Effectively managing your personal and company tax liabilities

Nobody likes to get a big bill from HMRC. In the grand scheme of people and companies you could owe money to, they are the one institution it’s not worth playing chicken with. You will not win.

But when you’re running a busy limited company, or are an in-demand freelancer, what’s the easiest way to make sure that you have enough money for cashflow and to cover your tax liabilities?

A dedicated company savings account

The easiest way to not spend the money you need to cover your or your company’s tax liability is to move it into a separate account as soon as the money lands in the company account.

We can help you figure out the right percentage to set aside.
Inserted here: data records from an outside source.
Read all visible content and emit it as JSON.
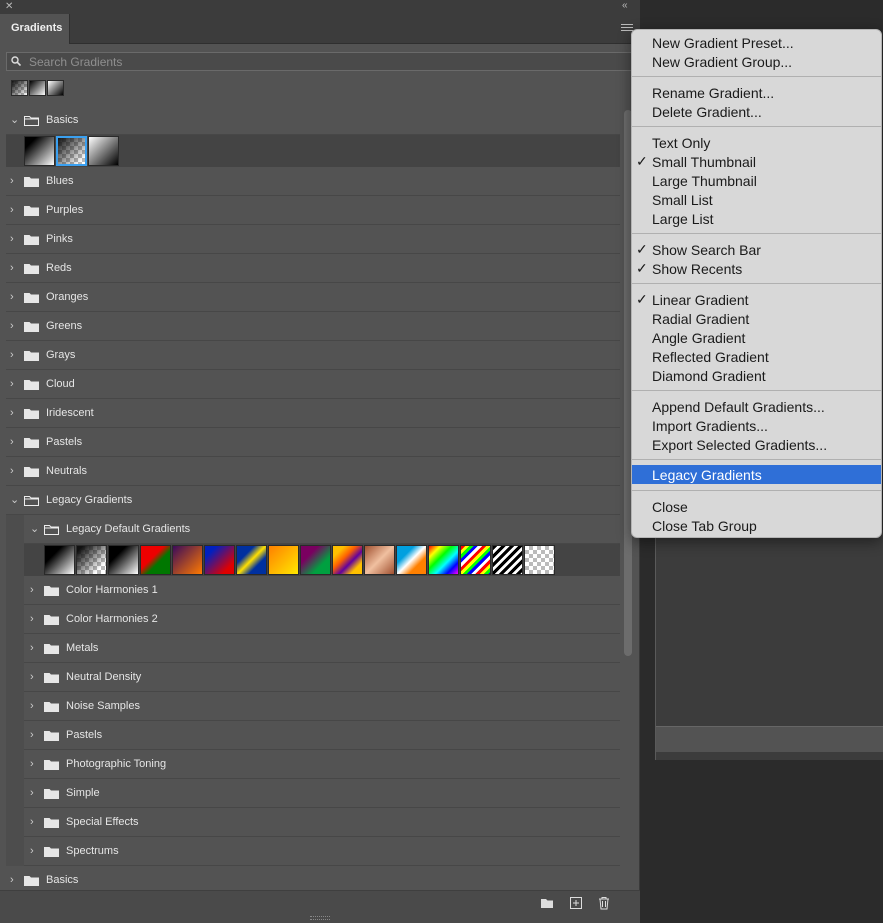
{
  "panel": {
    "tab_label": "Gradients",
    "search_placeholder": "Search Gradients"
  },
  "recents": [
    {
      "icon": "transparent-gradient"
    },
    {
      "icon": "black-white-gradient"
    },
    {
      "icon": "white-black-gradient"
    }
  ],
  "rows": [
    {
      "label": "Basics",
      "expanded": true
    },
    {
      "label": "Blues"
    },
    {
      "label": "Purples"
    },
    {
      "label": "Pinks"
    },
    {
      "label": "Reds"
    },
    {
      "label": "Oranges"
    },
    {
      "label": "Greens"
    },
    {
      "label": "Grays"
    },
    {
      "label": "Cloud"
    },
    {
      "label": "Iridescent"
    },
    {
      "label": "Pastels"
    },
    {
      "label": "Neutrals"
    },
    {
      "label": "Legacy Gradients",
      "expanded": true
    },
    {
      "label": "Legacy Default Gradients",
      "expanded": true
    },
    {
      "label": "Color Harmonies 1"
    },
    {
      "label": "Color Harmonies 2"
    },
    {
      "label": "Metals"
    },
    {
      "label": "Neutral Density"
    },
    {
      "label": "Noise Samples"
    },
    {
      "label": "Pastels"
    },
    {
      "label": "Photographic Toning"
    },
    {
      "label": "Simple"
    },
    {
      "label": "Special Effects"
    },
    {
      "label": "Spectrums"
    },
    {
      "label": "Basics"
    }
  ],
  "menu": {
    "items": [
      {
        "label": "New Gradient Preset...",
        "checked": false
      },
      {
        "label": "New Gradient Group...",
        "checked": false
      },
      {
        "label": "Rename Gradient...",
        "checked": false
      },
      {
        "label": "Delete Gradient...",
        "checked": false
      },
      {
        "label": "Text Only",
        "checked": false
      },
      {
        "label": "Small Thumbnail",
        "checked": true
      },
      {
        "label": "Large Thumbnail",
        "checked": false
      },
      {
        "label": "Small List",
        "checked": false
      },
      {
        "label": "Large List",
        "checked": false
      },
      {
        "label": "Show Search Bar",
        "checked": true
      },
      {
        "label": "Show Recents",
        "checked": true
      },
      {
        "label": "Linear Gradient",
        "checked": true
      },
      {
        "label": "Radial Gradient",
        "checked": false
      },
      {
        "label": "Angle Gradient",
        "checked": false
      },
      {
        "label": "Reflected Gradient",
        "checked": false
      },
      {
        "label": "Diamond Gradient",
        "checked": false
      },
      {
        "label": "Append Default Gradients...",
        "checked": false
      },
      {
        "label": "Import Gradients...",
        "checked": false
      },
      {
        "label": "Export Selected Gradients...",
        "checked": false
      },
      {
        "label": "Legacy Gradients",
        "checked": false,
        "highlighted": true
      },
      {
        "label": "Close",
        "checked": false
      },
      {
        "label": "Close Tab Group",
        "checked": false
      }
    ],
    "checkmark": "✓"
  },
  "colors": {
    "highlight": "#2f6fd7",
    "selection_border": "#3aa0f0"
  }
}
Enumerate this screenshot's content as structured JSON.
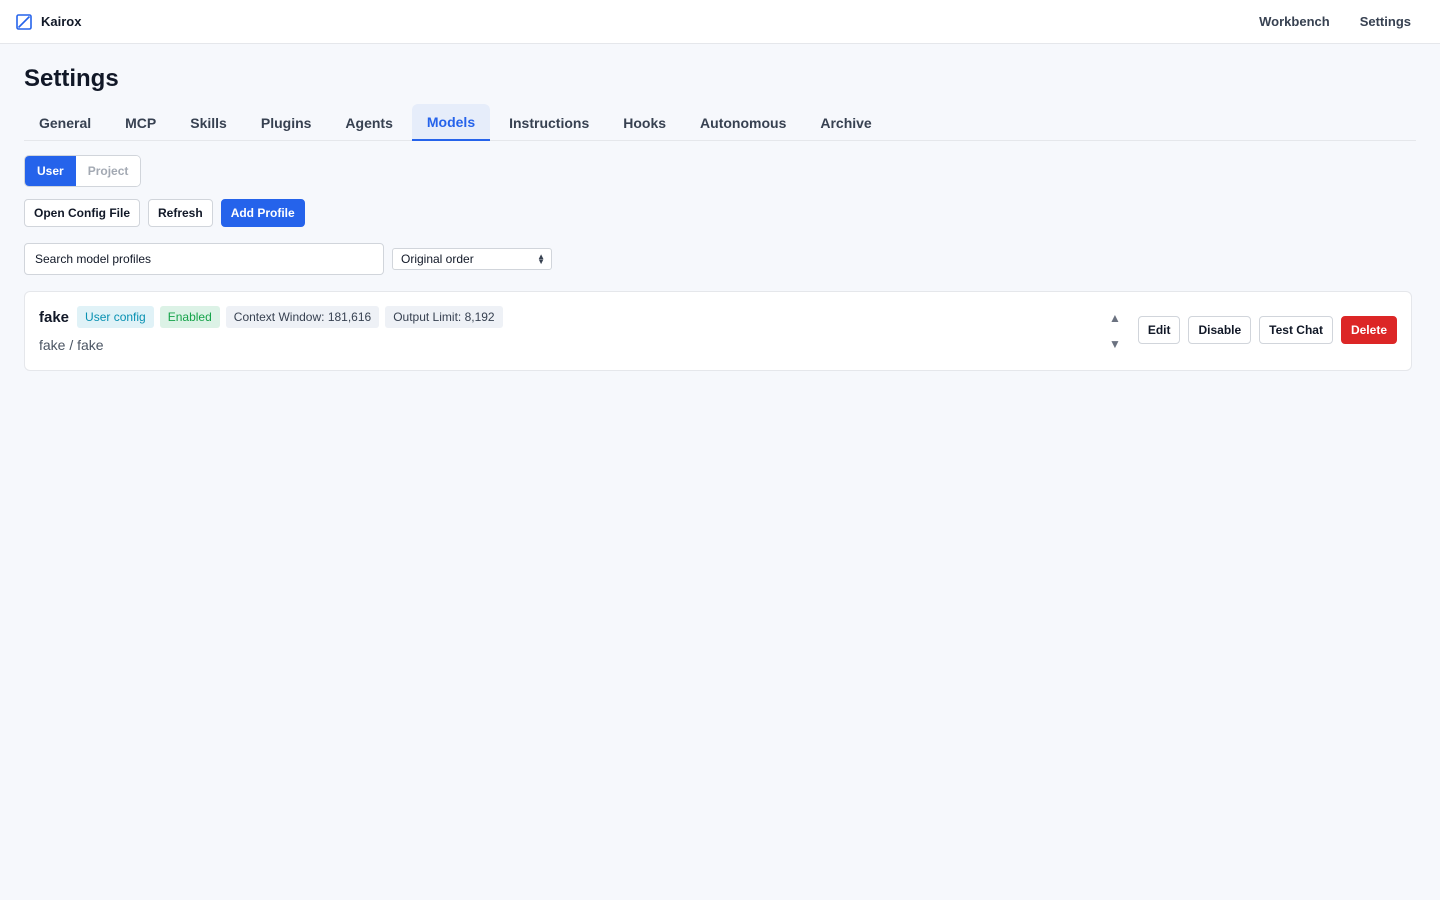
{
  "app": {
    "name": "Kairox"
  },
  "topnav": {
    "workbench": "Workbench",
    "settings": "Settings"
  },
  "page": {
    "title": "Settings"
  },
  "tabs": [
    {
      "label": "General"
    },
    {
      "label": "MCP"
    },
    {
      "label": "Skills"
    },
    {
      "label": "Plugins"
    },
    {
      "label": "Agents"
    },
    {
      "label": "Models",
      "active": true
    },
    {
      "label": "Instructions"
    },
    {
      "label": "Hooks"
    },
    {
      "label": "Autonomous"
    },
    {
      "label": "Archive"
    }
  ],
  "scope": {
    "user": "User",
    "project": "Project",
    "selected": "User"
  },
  "actions": {
    "open_config": "Open Config File",
    "refresh": "Refresh",
    "add_profile": "Add Profile"
  },
  "search": {
    "placeholder": "Search model profiles",
    "value": ""
  },
  "sort": {
    "selected": "Original order"
  },
  "profiles": [
    {
      "name": "fake",
      "source_badge": "User config",
      "status_badge": "Enabled",
      "context_window": "Context Window: 181,616",
      "output_limit": "Output Limit: 8,192",
      "provider_model": "fake / fake",
      "move_up": "▲",
      "move_down": "▼",
      "edit": "Edit",
      "disable": "Disable",
      "test_chat": "Test Chat",
      "delete": "Delete"
    }
  ],
  "colors": {
    "accent": "#2563eb",
    "danger": "#dc2626",
    "background": "#f6f8fc"
  }
}
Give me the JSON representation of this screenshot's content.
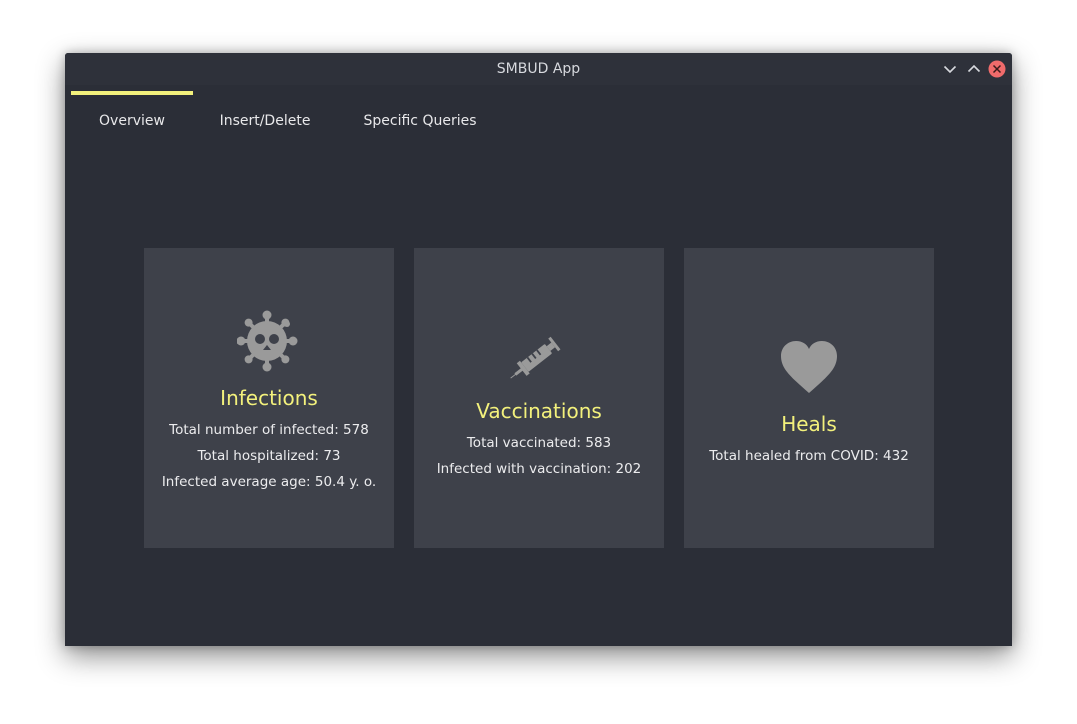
{
  "window": {
    "title": "SMBUD App"
  },
  "tabs": [
    {
      "label": "Overview",
      "active": true
    },
    {
      "label": "Insert/Delete",
      "active": false
    },
    {
      "label": "Specific Queries",
      "active": false
    }
  ],
  "cards": {
    "infections": {
      "icon": "virus-skull-icon",
      "title": "Infections",
      "stats": [
        "Total number of infected: 578",
        "Total hospitalized: 73",
        "Infected average age: 50.4 y. o."
      ]
    },
    "vaccinations": {
      "icon": "syringe-icon",
      "title": "Vaccinations",
      "stats": [
        "Total vaccinated: 583",
        "Infected with vaccination: 202"
      ]
    },
    "heals": {
      "icon": "heart-icon",
      "title": "Heals",
      "stats": [
        "Total healed from COVID: 432"
      ]
    }
  },
  "colors": {
    "background": "#2b2e37",
    "card": "#3e414a",
    "accent": "#f3f17c",
    "icon": "#9a9a9a",
    "close": "#f06b6b"
  }
}
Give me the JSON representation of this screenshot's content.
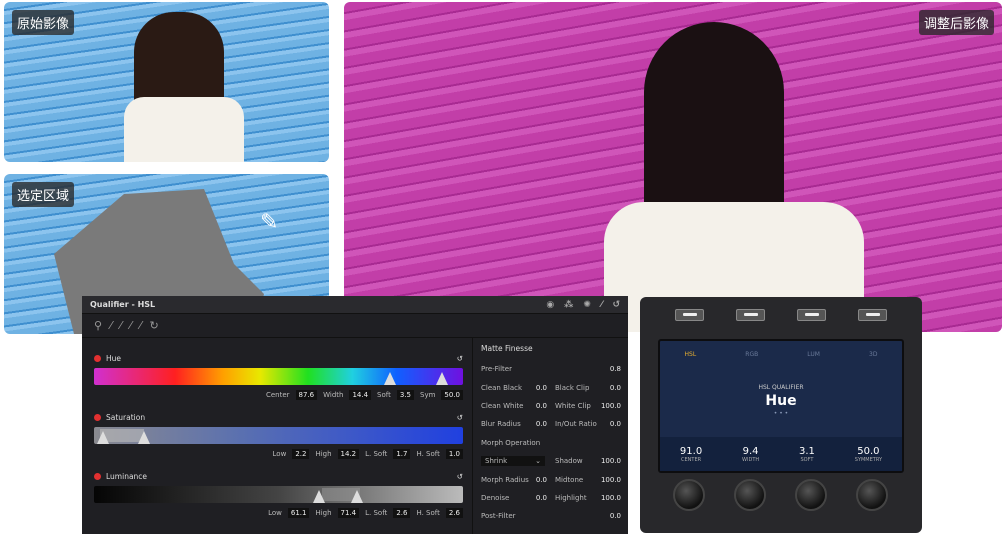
{
  "photos": {
    "original_label": "原始影像",
    "adjusted_label": "调整后影像",
    "selection_label": "选定区域"
  },
  "panel": {
    "title": "Qualifier - HSL",
    "hue": {
      "title": "Hue",
      "fields": [
        {
          "label": "Center",
          "value": "87.6"
        },
        {
          "label": "Width",
          "value": "14.4"
        },
        {
          "label": "Soft",
          "value": "3.5"
        },
        {
          "label": "Sym",
          "value": "50.0"
        }
      ]
    },
    "saturation": {
      "title": "Saturation",
      "fields": [
        {
          "label": "Low",
          "value": "2.2"
        },
        {
          "label": "High",
          "value": "14.2"
        },
        {
          "label": "L. Soft",
          "value": "1.7"
        },
        {
          "label": "H. Soft",
          "value": "1.0"
        }
      ]
    },
    "luminance": {
      "title": "Luminance",
      "fields": [
        {
          "label": "Low",
          "value": "61.1"
        },
        {
          "label": "High",
          "value": "71.4"
        },
        {
          "label": "L. Soft",
          "value": "2.6"
        },
        {
          "label": "H. Soft",
          "value": "2.6"
        }
      ]
    },
    "matte": {
      "title": "Matte Finesse",
      "prefilter_label": "Pre-Filter",
      "prefilter_value": "0.8",
      "rows": [
        [
          {
            "label": "Clean Black",
            "value": "0.0"
          },
          {
            "label": "Black Clip",
            "value": "0.0"
          }
        ],
        [
          {
            "label": "Clean White",
            "value": "0.0"
          },
          {
            "label": "White Clip",
            "value": "100.0"
          }
        ],
        [
          {
            "label": "Blur Radius",
            "value": "0.0"
          },
          {
            "label": "In/Out Ratio",
            "value": "0.0"
          }
        ]
      ],
      "morph_label": "Morph Operation",
      "morph_select": "Shrink",
      "shadow_label": "Shadow",
      "shadow_value": "100.0",
      "rows2": [
        [
          {
            "label": "Morph Radius",
            "value": "0.0"
          },
          {
            "label": "Midtone",
            "value": "100.0"
          }
        ],
        [
          {
            "label": "Denoise",
            "value": "0.0"
          },
          {
            "label": "Highlight",
            "value": "100.0"
          }
        ]
      ],
      "postfilter_label": "Post-Filter",
      "postfilter_value": "0.0"
    }
  },
  "device": {
    "tabs": [
      "HSL",
      "RGB",
      "LUM",
      "3D"
    ],
    "subtitle": "HSL QUALIFIER",
    "title": "Hue",
    "dots": "• • •",
    "readouts": [
      {
        "value": "91.0",
        "label": "CENTER"
      },
      {
        "value": "9.4",
        "label": "WIDTH"
      },
      {
        "value": "3.1",
        "label": "SOFT"
      },
      {
        "value": "50.0",
        "label": "SYMMETRY"
      }
    ]
  }
}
If you are VAT-registered, you’ll need to put aside the money for that as well as some to cover corporation tax.

For the self-employed, you’ll need enough to cover your personal tax liabilities and self-employed National Insurance contributions, plus extra if you’re also VAT registered.

Your VAT, personal and corporation tax liabilities are all reduced by what you spend – so any VAT you pay on purchases for your business is taken off your VAT bill, and other allowable expenses such as overheads, staff salaries, mileage and reasonable subsistence are taken off your final corporation tax or personal tax bills.

Because of this, you don’t have to put away the full 20% to cover VAT plus another 19% for corporation tax. If your company spends a lot of money on materials, staff salaries or other overheads which drive down your margins then you may only need to put away around 10% of the net amount of each invoice, plus an allowance for VAT.

Most limited companies delivering a service with a home-based director put away around 18% for corporation tax plus 19% for VAT.

If you’re self-employed, putting away around 33% to cover personal tax on profits and National Insurance would be about right.

Do I have to save it right away?

It’s wise to get in the habit of putting the money aside right from the start, but you might find that you need it to help with cashflow if you’ve just set up your business, or if you’ve been impacted by other things (such as pandemics!)

VAT payments are due every three months, one calendar month and seven days after the end of your VAT quarter. So if your VAT quarter runs January to March, your VAT payment will be due by 7 May. You get a few more days if you pay by direct debit.

In your first year as self-employed you’ll need enough money to pay your personal tax bill for that year. And if your bill is more than £1,000 you’ll need another 50% on account as your first payment (due on 31 January after you file the self-assessment tax return for which your liability is more than £1,000). You’ll then need to pay another 50% on account the following July. After that you pay your tax in two payments, 50% in January and 50% in June, with a balancing payment in January to reflect the difference between the tax you paid the year before on account and the profits you actually made.

Corporation tax isn’t due to be paid until nine months and one day after your company year end. Technically then, you could not put anything away in your first year of trading as a limited company and use the profit from your second year to cover your corporation tax liability. But you’d be stocking up problems for the future as you’d then need to find a whole year’s worth of corporation tax in your final year of trading.

Personal dividend tax is due on dividends paid to you as a company director. Similar to personal tax when you’re self-employed, if you owe more than £1,000 in dividend tax you will also need to pay the additional 50% on account before 31 January after the year in which your liability is more than £1,000. The second 50% would be due in the July after your tax return. After that you pay your tax in two payments, 50% in January and 50% in June, with a balancing payment in January to reflect the difference between the tax you paid the year before on account and the dividends you actually took.

Helping you manage your tax liabilities

Our friendly team can help you work out a reasonable percentage of income for you to save based on your circumstances. If you want help with managing your personal or company tax liabilities, just give one of us a call on 01937 534505.